> **WHAT IS EXPECTED**:
Below are some records. Copy every line in them that holds "type".

Segment Open

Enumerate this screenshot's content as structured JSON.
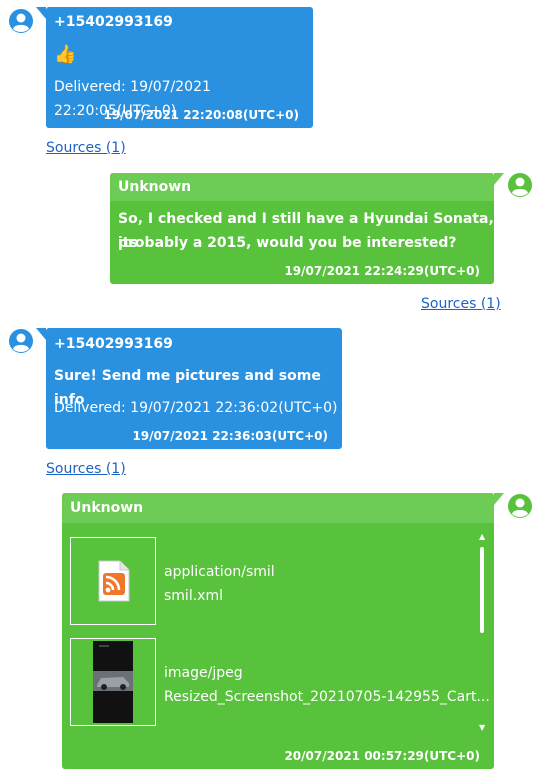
{
  "messages": [
    {
      "sender": "+15402993169",
      "body": "👍",
      "delivered": "Delivered: 19/07/2021 22:20:05(UTC+0)",
      "timestamp": "19/07/2021 22:20:08(UTC+0)",
      "sources": "Sources (1)"
    },
    {
      "sender": "Unknown",
      "body_lines": [
        "So, I checked and I still have a Hyundai Sonata, its",
        "probably a 2015, would you be interested?"
      ],
      "timestamp": "19/07/2021 22:24:29(UTC+0)",
      "sources": "Sources (1)"
    },
    {
      "sender": "+15402993169",
      "body": "Sure! Send me pictures and some info",
      "delivered": "Delivered: 19/07/2021 22:36:02(UTC+0)",
      "timestamp": "19/07/2021 22:36:03(UTC+0)",
      "sources": "Sources (1)"
    },
    {
      "sender": "Unknown",
      "attachments": [
        {
          "type": "application/smil",
          "name": "smil.xml",
          "icon": "rss-file-icon"
        },
        {
          "type": "image/jpeg",
          "name": "Resized_Screenshot_20210705-142955_Cart...",
          "icon": "screenshot-thumbnail"
        }
      ],
      "timestamp": "20/07/2021 00:57:29(UTC+0)"
    }
  ],
  "colors": {
    "incoming": "#2a91e0",
    "outgoing": "#58c23c",
    "outgoing_header": "#6dcc55",
    "link": "#1d62c5"
  }
}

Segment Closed

> **TASK SOLUTION**:
          "type": "application/smil",
          "type": "image/jpeg",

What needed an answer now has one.